--- Exercise objective ---
How many lines of the data contain the string "heading"? Write the number and nothing more.

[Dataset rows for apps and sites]
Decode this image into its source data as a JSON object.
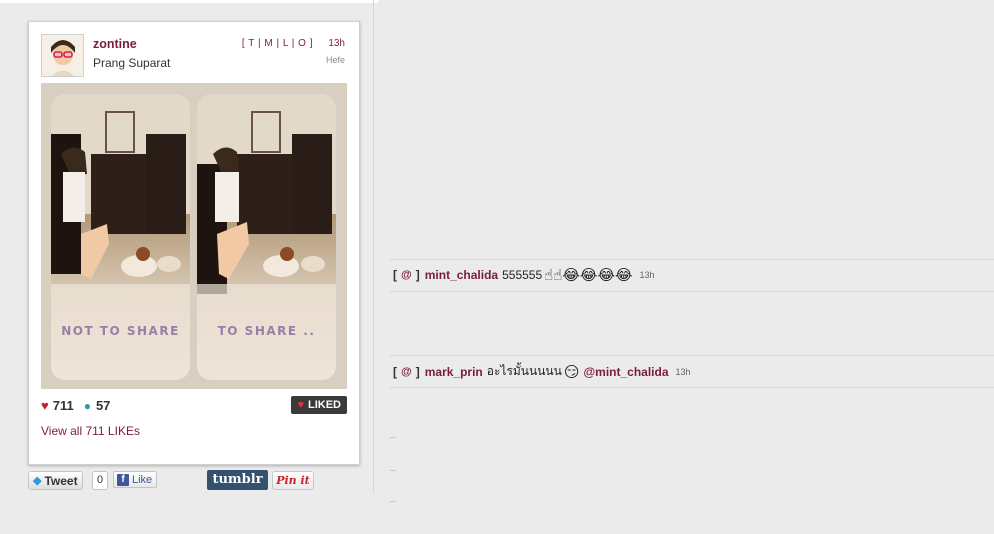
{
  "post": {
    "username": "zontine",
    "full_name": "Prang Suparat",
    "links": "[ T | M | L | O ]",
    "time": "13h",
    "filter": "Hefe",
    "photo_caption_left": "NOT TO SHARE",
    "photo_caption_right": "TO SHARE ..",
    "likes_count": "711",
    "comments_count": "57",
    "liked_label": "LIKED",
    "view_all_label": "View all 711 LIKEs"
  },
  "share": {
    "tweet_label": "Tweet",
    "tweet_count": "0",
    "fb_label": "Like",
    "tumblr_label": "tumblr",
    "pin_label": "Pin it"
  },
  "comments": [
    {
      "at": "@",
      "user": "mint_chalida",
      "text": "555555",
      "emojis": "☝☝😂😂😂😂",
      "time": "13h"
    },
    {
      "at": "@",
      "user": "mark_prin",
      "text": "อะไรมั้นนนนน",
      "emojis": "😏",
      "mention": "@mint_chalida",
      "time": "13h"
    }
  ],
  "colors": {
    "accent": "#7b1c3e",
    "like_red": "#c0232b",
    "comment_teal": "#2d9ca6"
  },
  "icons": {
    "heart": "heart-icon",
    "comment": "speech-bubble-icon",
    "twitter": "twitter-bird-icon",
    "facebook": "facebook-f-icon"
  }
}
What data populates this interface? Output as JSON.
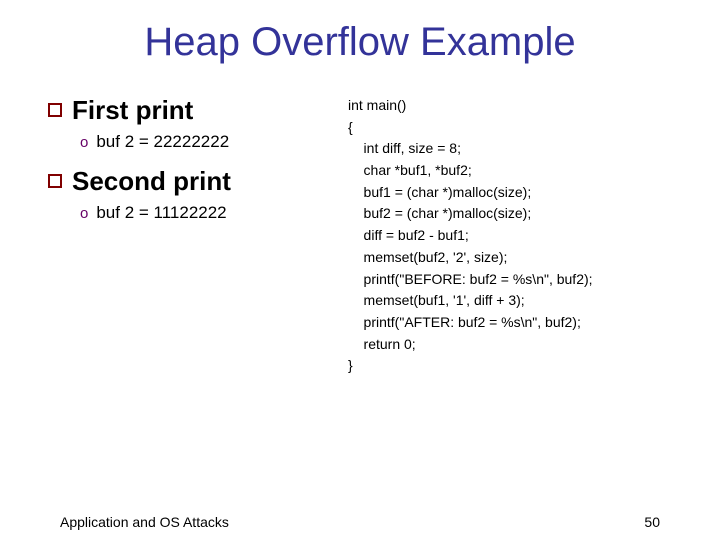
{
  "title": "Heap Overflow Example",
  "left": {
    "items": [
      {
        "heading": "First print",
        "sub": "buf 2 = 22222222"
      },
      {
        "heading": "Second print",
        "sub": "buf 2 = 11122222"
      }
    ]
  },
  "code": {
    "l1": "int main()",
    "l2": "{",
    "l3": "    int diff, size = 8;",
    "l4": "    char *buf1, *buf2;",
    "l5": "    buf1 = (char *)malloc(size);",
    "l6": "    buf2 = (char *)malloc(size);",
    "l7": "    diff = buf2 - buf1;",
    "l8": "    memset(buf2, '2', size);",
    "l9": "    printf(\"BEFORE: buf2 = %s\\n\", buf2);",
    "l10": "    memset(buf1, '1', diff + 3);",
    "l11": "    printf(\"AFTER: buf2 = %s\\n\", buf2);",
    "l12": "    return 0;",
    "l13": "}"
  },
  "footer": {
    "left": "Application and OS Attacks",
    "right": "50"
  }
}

--- Answer section ---
2